Check every line of the entries for the string "data" and return the ones that contain it.

======

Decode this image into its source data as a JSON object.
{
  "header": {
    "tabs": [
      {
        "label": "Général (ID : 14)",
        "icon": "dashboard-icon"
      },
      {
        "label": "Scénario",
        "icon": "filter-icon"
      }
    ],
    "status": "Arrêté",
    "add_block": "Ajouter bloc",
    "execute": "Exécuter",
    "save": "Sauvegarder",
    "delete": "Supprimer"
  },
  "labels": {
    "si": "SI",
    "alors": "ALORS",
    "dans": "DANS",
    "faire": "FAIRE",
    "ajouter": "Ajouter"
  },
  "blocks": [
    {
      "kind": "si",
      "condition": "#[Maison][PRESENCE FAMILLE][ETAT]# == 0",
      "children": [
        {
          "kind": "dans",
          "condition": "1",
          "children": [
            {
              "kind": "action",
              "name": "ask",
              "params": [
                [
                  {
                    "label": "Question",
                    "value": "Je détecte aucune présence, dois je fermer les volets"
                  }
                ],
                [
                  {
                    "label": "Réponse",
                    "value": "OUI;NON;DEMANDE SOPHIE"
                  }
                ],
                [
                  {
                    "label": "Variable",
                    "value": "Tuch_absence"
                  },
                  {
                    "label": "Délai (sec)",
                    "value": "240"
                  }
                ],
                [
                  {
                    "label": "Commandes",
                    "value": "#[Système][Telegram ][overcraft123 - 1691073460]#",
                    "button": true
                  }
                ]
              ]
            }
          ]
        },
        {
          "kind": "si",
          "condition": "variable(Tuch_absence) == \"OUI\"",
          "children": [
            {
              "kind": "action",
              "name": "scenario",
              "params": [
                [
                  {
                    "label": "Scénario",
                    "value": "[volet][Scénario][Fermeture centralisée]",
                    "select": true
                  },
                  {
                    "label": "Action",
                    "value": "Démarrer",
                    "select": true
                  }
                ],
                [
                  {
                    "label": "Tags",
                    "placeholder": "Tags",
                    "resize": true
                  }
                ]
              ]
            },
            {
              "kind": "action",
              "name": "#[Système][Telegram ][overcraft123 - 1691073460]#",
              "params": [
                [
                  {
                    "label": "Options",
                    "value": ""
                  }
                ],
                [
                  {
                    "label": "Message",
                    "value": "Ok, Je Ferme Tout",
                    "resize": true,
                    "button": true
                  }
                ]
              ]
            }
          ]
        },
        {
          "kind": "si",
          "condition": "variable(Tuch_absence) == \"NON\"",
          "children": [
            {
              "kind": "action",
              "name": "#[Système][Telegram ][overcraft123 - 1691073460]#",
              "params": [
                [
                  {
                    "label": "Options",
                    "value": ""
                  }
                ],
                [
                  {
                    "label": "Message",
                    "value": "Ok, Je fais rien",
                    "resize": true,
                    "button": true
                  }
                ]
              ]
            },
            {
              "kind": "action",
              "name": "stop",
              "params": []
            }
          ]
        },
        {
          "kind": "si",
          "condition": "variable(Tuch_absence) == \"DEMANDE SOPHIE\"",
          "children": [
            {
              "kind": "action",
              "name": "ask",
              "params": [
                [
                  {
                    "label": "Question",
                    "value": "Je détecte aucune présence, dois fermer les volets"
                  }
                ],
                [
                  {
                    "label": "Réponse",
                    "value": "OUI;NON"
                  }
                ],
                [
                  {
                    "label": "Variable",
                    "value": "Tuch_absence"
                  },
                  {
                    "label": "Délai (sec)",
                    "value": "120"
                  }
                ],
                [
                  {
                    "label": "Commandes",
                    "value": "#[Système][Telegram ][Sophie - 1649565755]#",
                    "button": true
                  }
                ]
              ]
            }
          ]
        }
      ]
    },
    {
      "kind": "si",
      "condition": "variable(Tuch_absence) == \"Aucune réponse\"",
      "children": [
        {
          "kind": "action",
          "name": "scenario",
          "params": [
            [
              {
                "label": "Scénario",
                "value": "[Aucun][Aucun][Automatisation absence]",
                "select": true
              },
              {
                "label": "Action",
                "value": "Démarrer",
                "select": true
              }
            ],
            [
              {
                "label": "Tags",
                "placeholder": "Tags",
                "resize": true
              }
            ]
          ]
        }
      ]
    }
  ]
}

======

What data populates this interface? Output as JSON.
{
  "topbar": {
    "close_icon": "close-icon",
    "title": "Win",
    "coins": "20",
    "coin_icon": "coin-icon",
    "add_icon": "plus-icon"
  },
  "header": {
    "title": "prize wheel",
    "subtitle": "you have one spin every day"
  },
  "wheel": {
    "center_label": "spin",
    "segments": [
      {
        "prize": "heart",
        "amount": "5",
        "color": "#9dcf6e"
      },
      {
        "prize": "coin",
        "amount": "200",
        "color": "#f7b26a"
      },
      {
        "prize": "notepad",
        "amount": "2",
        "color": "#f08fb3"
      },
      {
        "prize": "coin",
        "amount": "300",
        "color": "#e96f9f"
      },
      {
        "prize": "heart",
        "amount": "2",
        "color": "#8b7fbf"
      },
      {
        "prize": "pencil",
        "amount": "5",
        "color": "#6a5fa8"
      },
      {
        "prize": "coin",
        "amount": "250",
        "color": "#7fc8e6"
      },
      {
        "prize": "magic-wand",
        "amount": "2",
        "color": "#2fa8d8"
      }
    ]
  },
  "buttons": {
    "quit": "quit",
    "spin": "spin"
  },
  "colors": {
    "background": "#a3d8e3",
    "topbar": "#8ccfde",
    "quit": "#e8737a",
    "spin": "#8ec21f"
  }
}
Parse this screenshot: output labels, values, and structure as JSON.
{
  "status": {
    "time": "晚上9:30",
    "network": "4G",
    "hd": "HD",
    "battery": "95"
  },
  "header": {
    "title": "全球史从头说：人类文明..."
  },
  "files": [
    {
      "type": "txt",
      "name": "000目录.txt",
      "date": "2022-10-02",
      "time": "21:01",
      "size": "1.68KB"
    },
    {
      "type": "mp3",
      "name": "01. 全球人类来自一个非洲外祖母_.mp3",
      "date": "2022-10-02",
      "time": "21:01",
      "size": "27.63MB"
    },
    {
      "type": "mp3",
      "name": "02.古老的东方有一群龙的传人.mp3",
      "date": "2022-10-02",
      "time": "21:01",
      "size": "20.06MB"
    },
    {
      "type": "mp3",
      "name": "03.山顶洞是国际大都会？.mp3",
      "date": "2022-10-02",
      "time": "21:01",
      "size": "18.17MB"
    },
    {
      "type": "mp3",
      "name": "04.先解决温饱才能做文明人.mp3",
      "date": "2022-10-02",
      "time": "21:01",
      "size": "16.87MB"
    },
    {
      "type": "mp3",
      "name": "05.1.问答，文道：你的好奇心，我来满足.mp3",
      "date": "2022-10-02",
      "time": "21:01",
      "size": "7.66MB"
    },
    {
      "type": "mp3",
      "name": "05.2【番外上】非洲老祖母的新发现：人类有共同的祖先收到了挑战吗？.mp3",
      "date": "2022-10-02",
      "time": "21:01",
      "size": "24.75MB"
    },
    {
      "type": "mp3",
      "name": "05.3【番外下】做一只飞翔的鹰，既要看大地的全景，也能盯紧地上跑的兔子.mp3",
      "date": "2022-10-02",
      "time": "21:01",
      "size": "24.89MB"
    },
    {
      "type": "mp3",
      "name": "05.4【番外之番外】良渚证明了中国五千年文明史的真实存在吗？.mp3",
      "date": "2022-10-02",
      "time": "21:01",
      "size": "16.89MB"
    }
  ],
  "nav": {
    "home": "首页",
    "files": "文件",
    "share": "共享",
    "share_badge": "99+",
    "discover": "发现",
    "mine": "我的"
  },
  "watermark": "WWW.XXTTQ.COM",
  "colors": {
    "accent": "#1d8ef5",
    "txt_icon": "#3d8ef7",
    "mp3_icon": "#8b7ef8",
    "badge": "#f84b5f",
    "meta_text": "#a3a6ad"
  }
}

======

ANSWER BOX ::
Decode this image into its source data as a JSON object.
What data populates this interface? Output as JSON.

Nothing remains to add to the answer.